On the first day of my training to become a sexual assault survivor’s advocate at Earlham College in their RAINN-recognized advocacy program, I came to class prepared for the hard stuff. I even had brought a box of tissues, knowing that the material would be difficult. What I didn’t expect, though, was a lesson on stuffed animals, long runs, Cherry Garcia ice cream, and listening to good music.
The first week of advocacy training focused almost completely on self care. Now, before this lesson, I suppose I considered self care in a passive sense . . . I knew that I needed to do some things that make me happy to add balance to my hard work. However, never before had I considered self care as not only vital but the first, most primary exercise in any social justice work.
We were tasked with creating a self care plan – a carefully-crafted plan for how we would take care of ourselves as we trained and eventually worked in the trying, hurt-filled, saddening, yet incredibly fulfilling work of advocacy. My self care plan involved eating licorice, cuddling with Chickadee Longbottom (a stuffed chick I’ve had for a long time), and listening to a mix of music that makes me most happy.
Cat Stevens “Trouble,” One of the songs included in my self care mix
When I was in Chicago, doing some of the hardest social justice work anyone can do (teaching in a low-income school), I made time to work in clay, throwing on my ceramics wheel at least once a week. In the midst of my crazy work hours, I always made time to take my dog to the park to learn new tricks. Though I didn’t have much time to cook, I tried to make sure that I set aside time to prepare healthy meals.
Unfortunately, I found my time teaching to be the kind of work that drained my soul. I am sincerely grateful to those that can sustain themselves working in the schools that most need their hard work, but my self care had to extend beyond healthy meals and pup time. I realized that part of self care in work for social justice is finding a way to work for justice that sustains oneself, that sustains one’s soul rather than drains it.
Thus, I had to take my leave from teaching and move into the work I am currently doing.
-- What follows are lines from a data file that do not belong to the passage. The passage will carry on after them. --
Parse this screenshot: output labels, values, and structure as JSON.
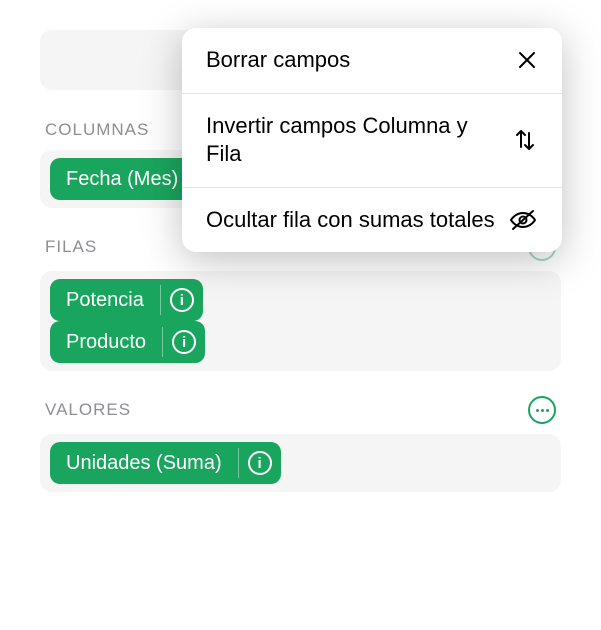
{
  "popover": {
    "items": [
      {
        "label": "Borrar campos",
        "icon": "close"
      },
      {
        "label": "Invertir campos Columna y Fila",
        "icon": "swap"
      },
      {
        "label": "Ocultar fila con sumas totales",
        "icon": "hide"
      }
    ]
  },
  "sections": {
    "columnas": {
      "label": "COLUMNAS",
      "chips": [
        {
          "label": "Fecha (Mes)"
        }
      ]
    },
    "filas": {
      "label": "FILAS",
      "chips": [
        {
          "label": "Potencia"
        },
        {
          "label": "Producto"
        }
      ]
    },
    "valores": {
      "label": "VALORES",
      "chips": [
        {
          "label": "Unidades (Suma)"
        }
      ]
    }
  }
}
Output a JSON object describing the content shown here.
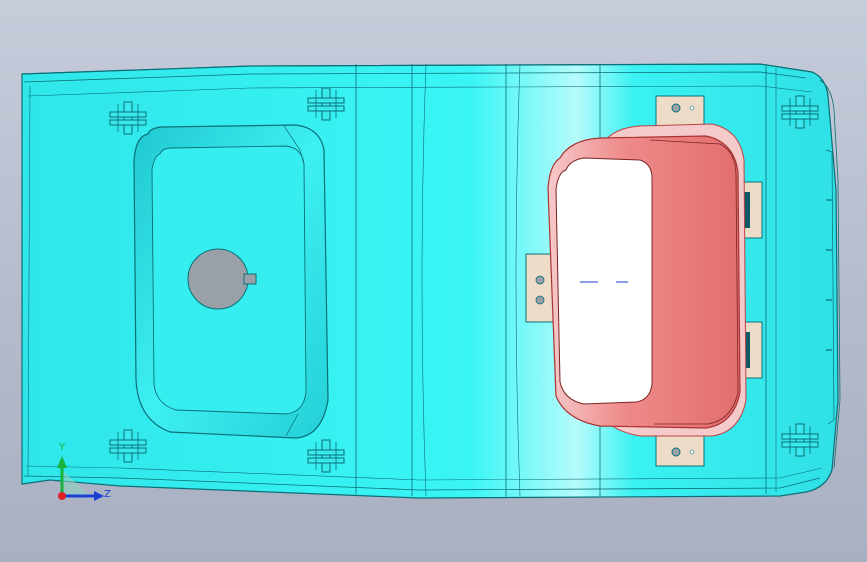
{
  "viewport": {
    "background_top": "#c6ccda",
    "background_bottom": "#a9b0c1"
  },
  "model": {
    "body_color": "#38f2f2",
    "body_shade": "#20c9cf",
    "edge_color": "#0b6f77",
    "hole_color": "#9aa0a8",
    "part_color": "#ea7474",
    "part_highlight": "#ffffff"
  },
  "triad": {
    "y_label": "Y",
    "z_label": "Z",
    "y_color": "#17b33a",
    "z_color": "#1b3fd6",
    "origin_color": "#e0202a"
  }
}
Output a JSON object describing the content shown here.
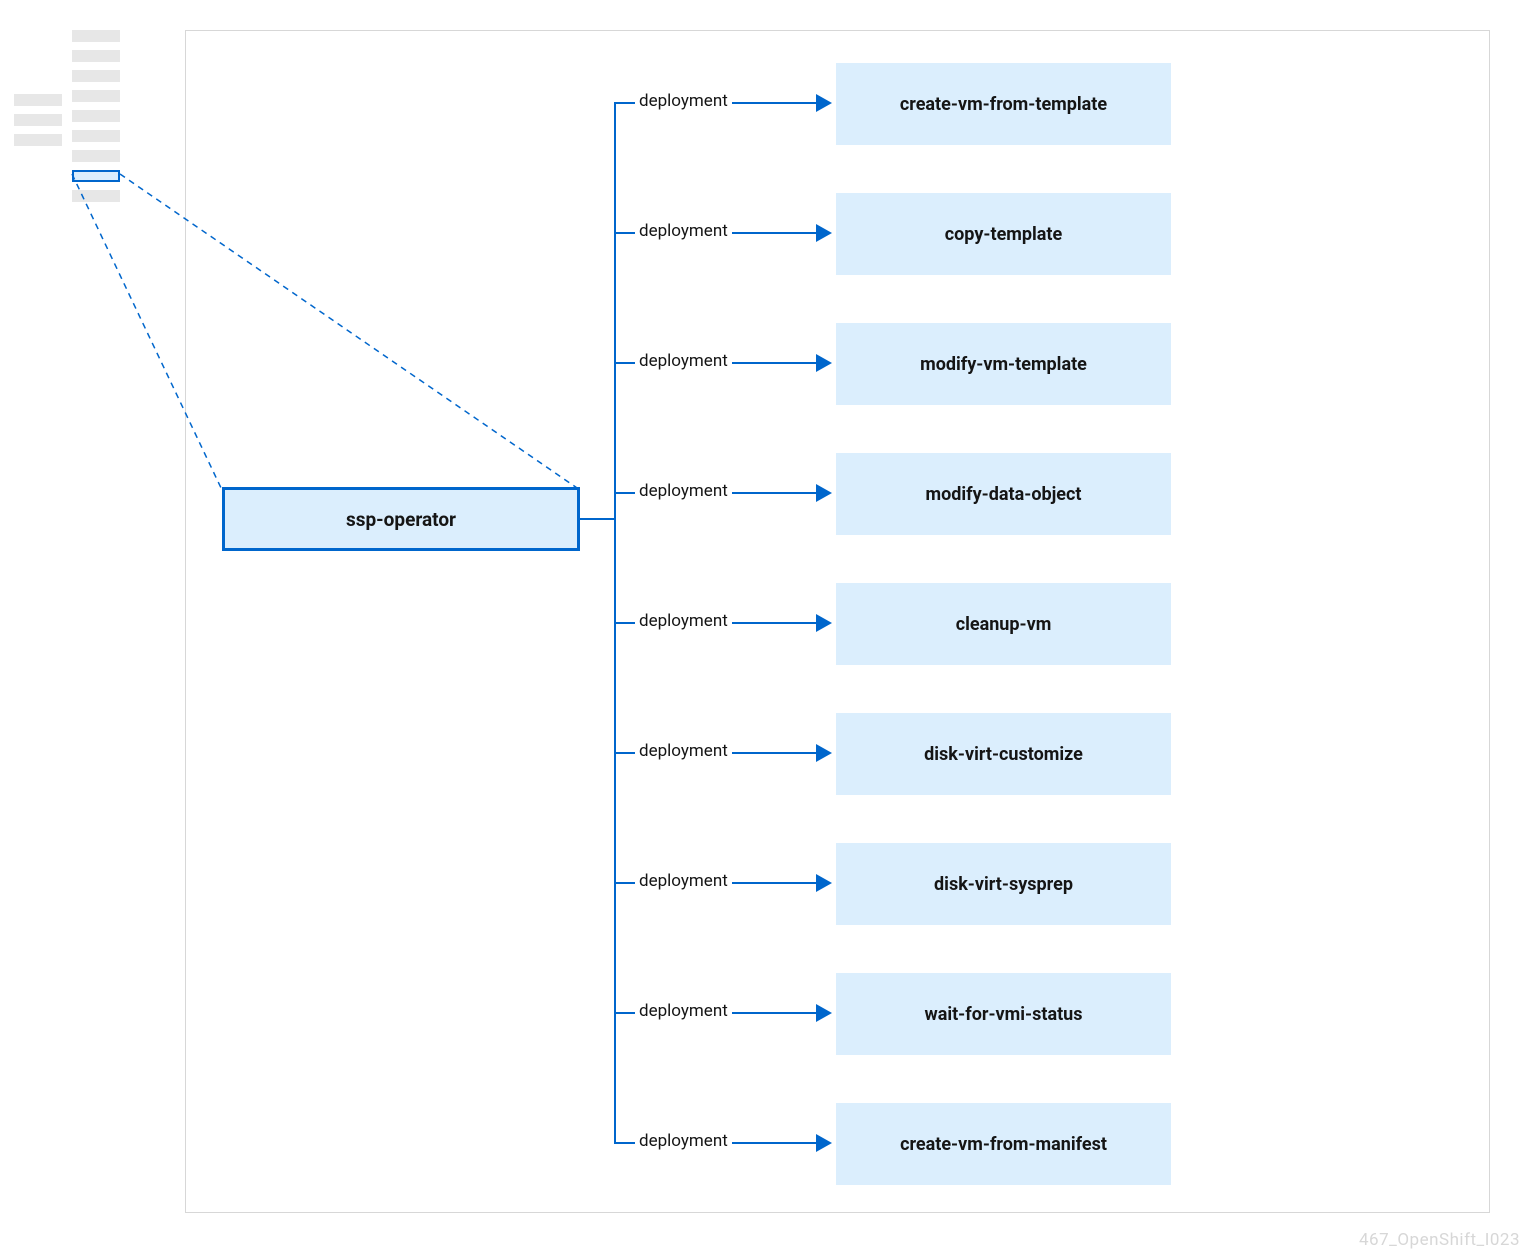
{
  "main_node": {
    "label": "ssp-operator"
  },
  "edge_label": "deployment",
  "targets": [
    "create-vm-from-template",
    "copy-template",
    "modify-vm-template",
    "modify-data-object",
    "cleanup-vm",
    "disk-virt-customize",
    "disk-virt-sysprep",
    "wait-for-vmi-status",
    "create-vm-from-manifest"
  ],
  "footer": "467_OpenShift_I023",
  "colors": {
    "accent": "#0066cc",
    "box_fill": "#dbeefd",
    "muted": "#e7e7e7",
    "border": "#d7d7d7"
  },
  "legend": {
    "left_col_bars": 3,
    "right_col_bars_before": 7,
    "right_col_highlight_index": 7,
    "right_col_bars_after": 1
  }
}
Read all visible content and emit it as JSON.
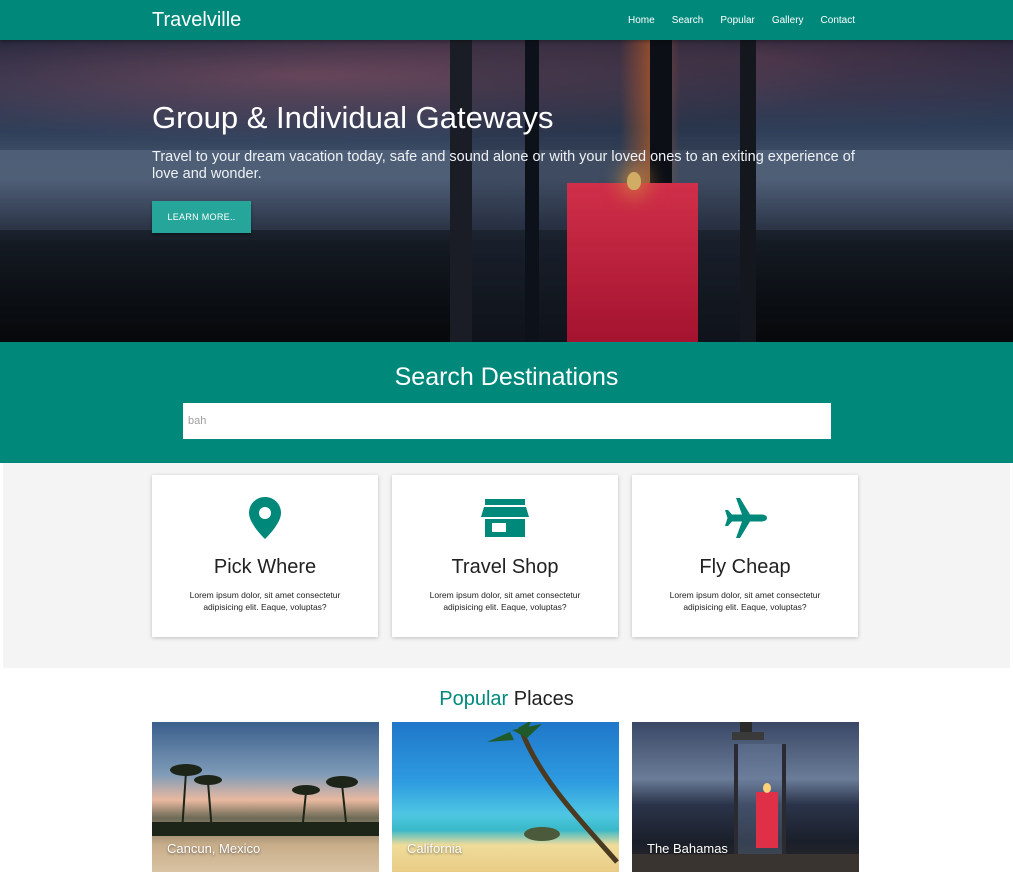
{
  "nav": {
    "brand": "Travelville",
    "links": [
      "Home",
      "Search",
      "Popular",
      "Gallery",
      "Contact"
    ]
  },
  "hero": {
    "title": "Group & Individual Gateways",
    "text": "Travel to your dream vacation today, safe and sound alone or with your loved ones to an exiting experience of love and wonder.",
    "button": "LEARN MORE.."
  },
  "search": {
    "title": "Search Destinations",
    "value": "bah"
  },
  "features": [
    {
      "icon": "map-pin-icon",
      "title": "Pick Where",
      "text": "Lorem ipsum dolor, sit amet consectetur adipisicing elit. Eaque, voluptas?"
    },
    {
      "icon": "store-icon",
      "title": "Travel Shop",
      "text": "Lorem ipsum dolor, sit amet consectetur adipisicing elit. Eaque, voluptas?"
    },
    {
      "icon": "airplane-icon",
      "title": "Fly Cheap",
      "text": "Lorem ipsum dolor, sit amet consectetur adipisicing elit. Eaque, voluptas?"
    }
  ],
  "popular": {
    "title_accent": "Popular",
    "title_rest": "Places",
    "places": [
      "Cancun, Mexico",
      "California",
      "The Bahamas"
    ]
  },
  "colors": {
    "primary": "#00897b",
    "button": "#26a69a",
    "section_bg": "#f4f4f4"
  }
}
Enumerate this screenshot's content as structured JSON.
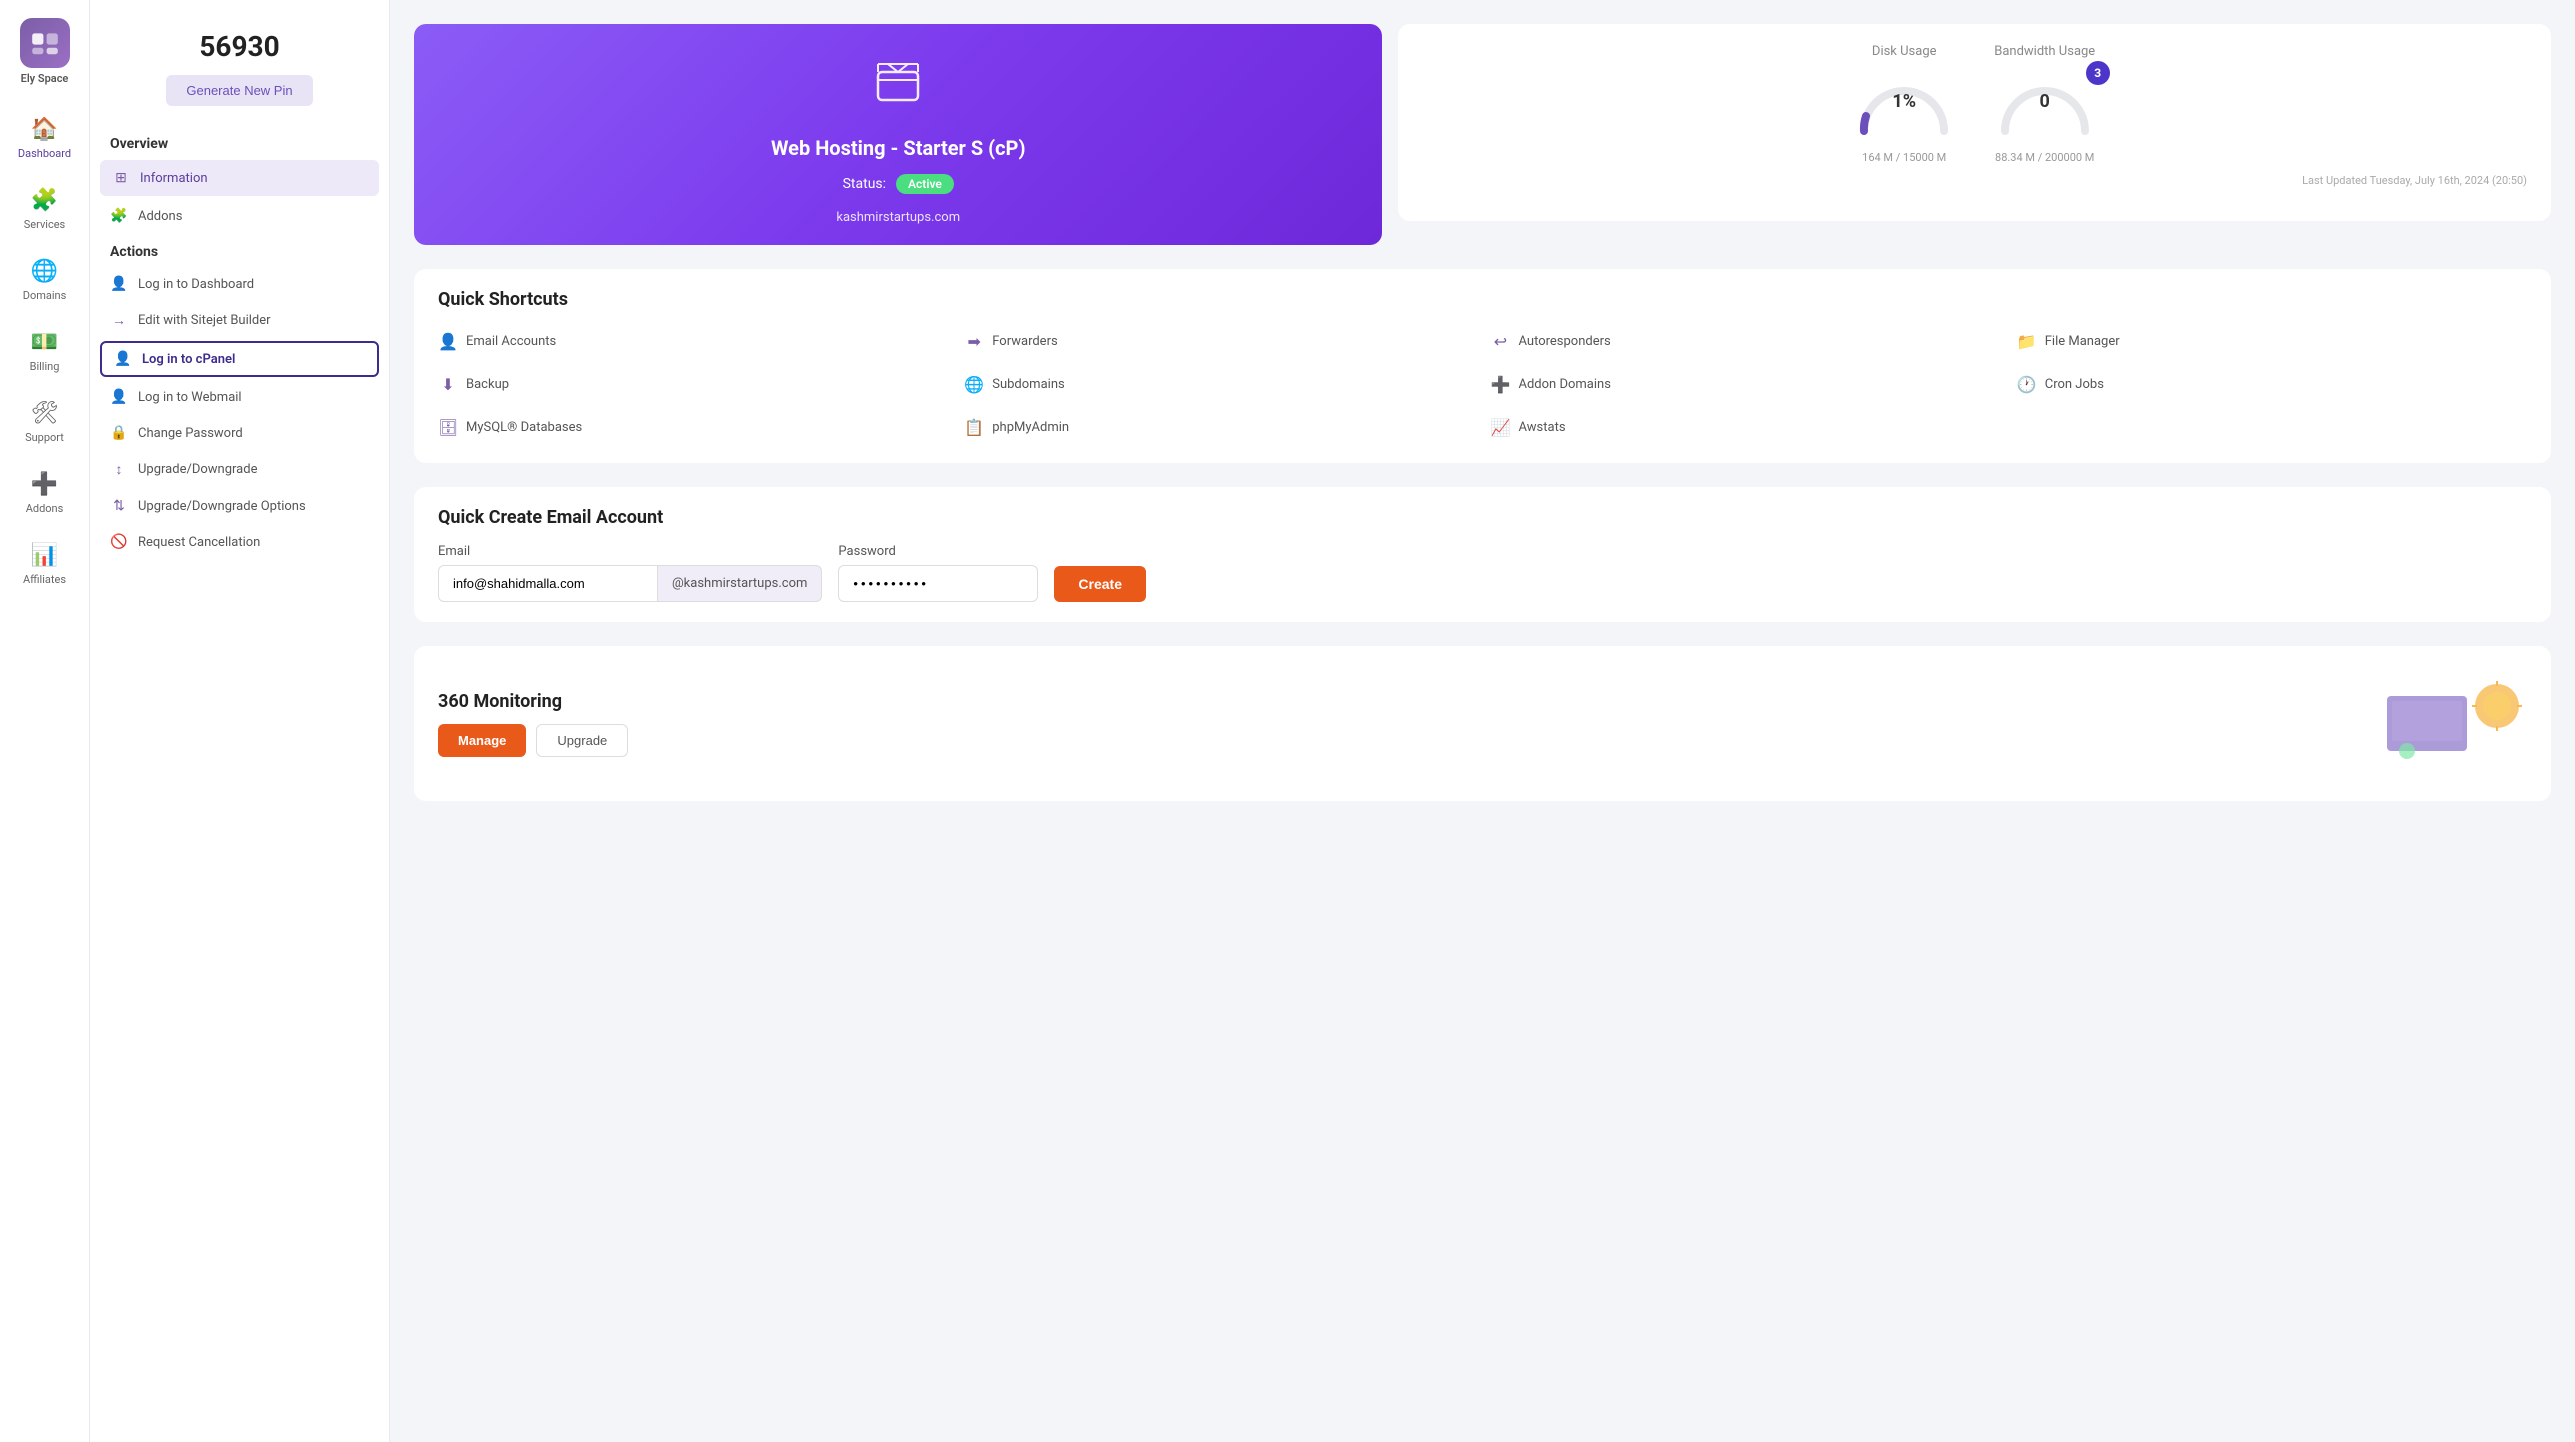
{
  "sidebar": {
    "logo": {
      "text": "Ely Space"
    },
    "items": [
      {
        "id": "dashboard",
        "label": "Dashboard",
        "icon": "🏠"
      },
      {
        "id": "services",
        "label": "Services",
        "icon": "🧩"
      },
      {
        "id": "domains",
        "label": "Domains",
        "icon": "🌐"
      },
      {
        "id": "billing",
        "label": "Billing",
        "icon": "💵"
      },
      {
        "id": "support",
        "label": "Support",
        "icon": "🛠"
      },
      {
        "id": "addons",
        "label": "Addons",
        "icon": "➕"
      },
      {
        "id": "affiliates",
        "label": "Affiliates",
        "icon": "📊"
      }
    ]
  },
  "left_panel": {
    "pin": "56930",
    "generate_pin_label": "Generate New Pin",
    "overview_title": "Overview",
    "actions_title": "Actions",
    "overview_items": [
      {
        "id": "information",
        "label": "Information",
        "icon": "⊞"
      },
      {
        "id": "addons",
        "label": "Addons",
        "icon": "🧩"
      }
    ],
    "action_items": [
      {
        "id": "login-dashboard",
        "label": "Log in to Dashboard",
        "icon": "👤"
      },
      {
        "id": "edit-sitejet",
        "label": "Edit with Sitejet Builder",
        "icon": "→"
      },
      {
        "id": "login-cpanel",
        "label": "Log in to cPanel",
        "icon": "👤",
        "highlighted": true
      },
      {
        "id": "login-webmail",
        "label": "Log in to Webmail",
        "icon": "👤"
      },
      {
        "id": "change-password",
        "label": "Change Password",
        "icon": "🔒"
      },
      {
        "id": "upgrade-downgrade",
        "label": "Upgrade/Downgrade",
        "icon": "↕"
      },
      {
        "id": "upgrade-downgrade-options",
        "label": "Upgrade/Downgrade Options",
        "icon": "⇅"
      },
      {
        "id": "request-cancellation",
        "label": "Request Cancellation",
        "icon": "🚫"
      }
    ]
  },
  "service": {
    "title": "Web Hosting - Starter S (cP)",
    "status": "Active",
    "status_label": "Status:",
    "domain": "kashmirstartups.com"
  },
  "stats": {
    "disk_usage_title": "Disk Usage",
    "bandwidth_title": "Bandwidth Usage",
    "disk_percent": "1%",
    "disk_used": "164 M / 15000 M",
    "bandwidth_value": "0",
    "bandwidth_used": "88.34 M / 200000 M",
    "notification_count": "3",
    "last_updated": "Last Updated Tuesday, July 16th, 2024 (20:50)"
  },
  "shortcuts": {
    "title": "Quick Shortcuts",
    "items": [
      {
        "id": "email-accounts",
        "label": "Email Accounts",
        "icon": "👤"
      },
      {
        "id": "forwarders",
        "label": "Forwarders",
        "icon": "➡"
      },
      {
        "id": "autoresponders",
        "label": "Autoresponders",
        "icon": "↩"
      },
      {
        "id": "file-manager",
        "label": "File Manager",
        "icon": "📁"
      },
      {
        "id": "backup",
        "label": "Backup",
        "icon": "⬇"
      },
      {
        "id": "subdomains",
        "label": "Subdomains",
        "icon": "🌐"
      },
      {
        "id": "addon-domains",
        "label": "Addon Domains",
        "icon": "➕"
      },
      {
        "id": "cron-jobs",
        "label": "Cron Jobs",
        "icon": "🕐"
      },
      {
        "id": "mysql-databases",
        "label": "MySQL® Databases",
        "icon": "🗄"
      },
      {
        "id": "phpmyadmin",
        "label": "phpMyAdmin",
        "icon": "📋"
      },
      {
        "id": "awstats",
        "label": "Awstats",
        "icon": "📈"
      }
    ]
  },
  "quick_create": {
    "title": "Quick Create Email Account",
    "email_label": "Email",
    "email_value": "info@shahidmalla.com",
    "email_local": "info@shahidmalla.com",
    "email_domain": "@kashmirstartups.com",
    "password_label": "Password",
    "password_value": "••••••••••",
    "create_label": "Create"
  },
  "monitoring": {
    "title": "360 Monitoring",
    "manage_label": "Manage",
    "upgrade_label": "Upgrade"
  }
}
Though in some ways I know that no work I could do could be as radically impactful as teaching, I have managed to find a way to sustain my work in social justice. Every day I feel good, feel fulfilled, in working to help businesses and schools build more inclusive environments and working to help young people confront prejudice, bigotry, and hate in their lives and communities. Yet even in this work, I need my own self care plan: Dog time, friend time, ultimate frisbee, and a little bit of dancing now and then.
However, finding a way to make the work sustainable does not (and should not) mean moving on when the work gets too hard – something I struggle with in my decision to leave teaching. Instead, it should be finding the work that sustains your soul and then finding ways to realize self care within the work – particularly as the work gets tough, as it undoubtedly will.
My friend Alfie, a Pediatrician who works in a low-income youth clinic, realized a while back that her work was no longer sustainable. In her efforts to reconnect with the work, Alfie realized that what was missing was sustained relationships with her patients, so she reached out to the administration, and since has been able to work with the same patients over a longer period of time, allowing for relationships. Self care within the work!!
Whatever it looks like, those of us who work for social justice need to take the time to intentionally consider self care, implementing a plan for caring for ourselves as we work to serve others.
What’s in your self care plan?